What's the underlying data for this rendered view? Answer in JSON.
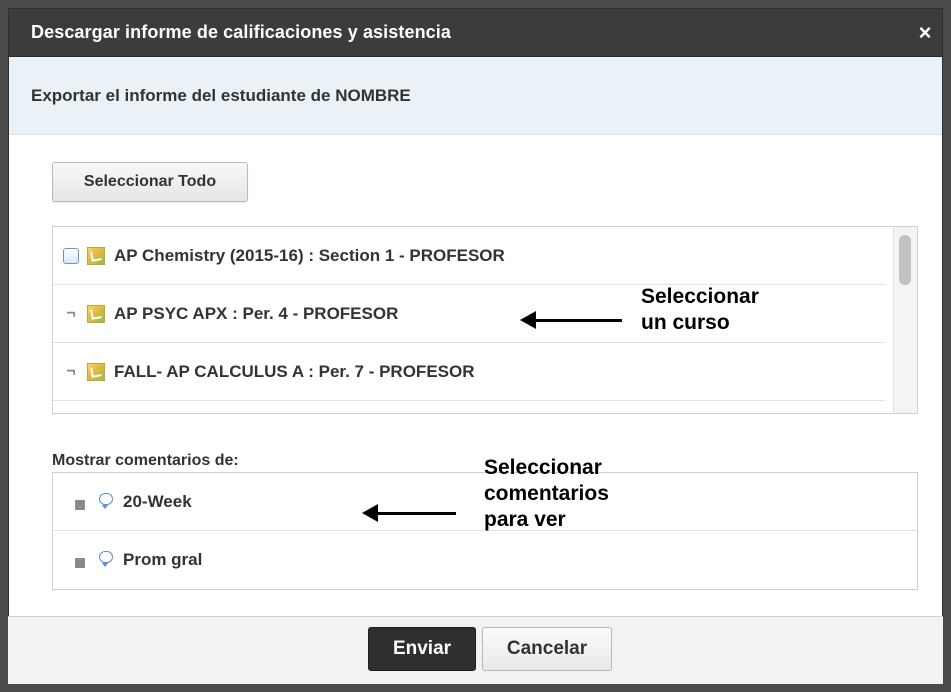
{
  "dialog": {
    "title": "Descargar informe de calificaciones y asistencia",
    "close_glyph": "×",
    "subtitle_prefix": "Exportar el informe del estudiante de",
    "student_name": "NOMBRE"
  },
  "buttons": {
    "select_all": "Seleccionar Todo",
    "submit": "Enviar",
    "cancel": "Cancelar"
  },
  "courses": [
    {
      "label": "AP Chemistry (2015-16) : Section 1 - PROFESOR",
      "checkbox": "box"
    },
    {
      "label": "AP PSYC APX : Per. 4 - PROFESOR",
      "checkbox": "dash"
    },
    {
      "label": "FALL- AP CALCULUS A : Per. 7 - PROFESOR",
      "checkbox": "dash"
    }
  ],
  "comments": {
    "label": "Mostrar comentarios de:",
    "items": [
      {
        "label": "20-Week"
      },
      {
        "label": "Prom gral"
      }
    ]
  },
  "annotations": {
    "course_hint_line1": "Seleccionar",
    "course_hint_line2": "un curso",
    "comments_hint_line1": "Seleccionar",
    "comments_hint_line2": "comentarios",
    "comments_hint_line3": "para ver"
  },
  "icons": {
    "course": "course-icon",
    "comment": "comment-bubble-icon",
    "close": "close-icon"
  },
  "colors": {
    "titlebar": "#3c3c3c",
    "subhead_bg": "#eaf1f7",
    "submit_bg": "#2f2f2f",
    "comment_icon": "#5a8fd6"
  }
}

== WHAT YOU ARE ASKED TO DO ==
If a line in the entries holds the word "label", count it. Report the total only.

== TASK OUTPUT ==
6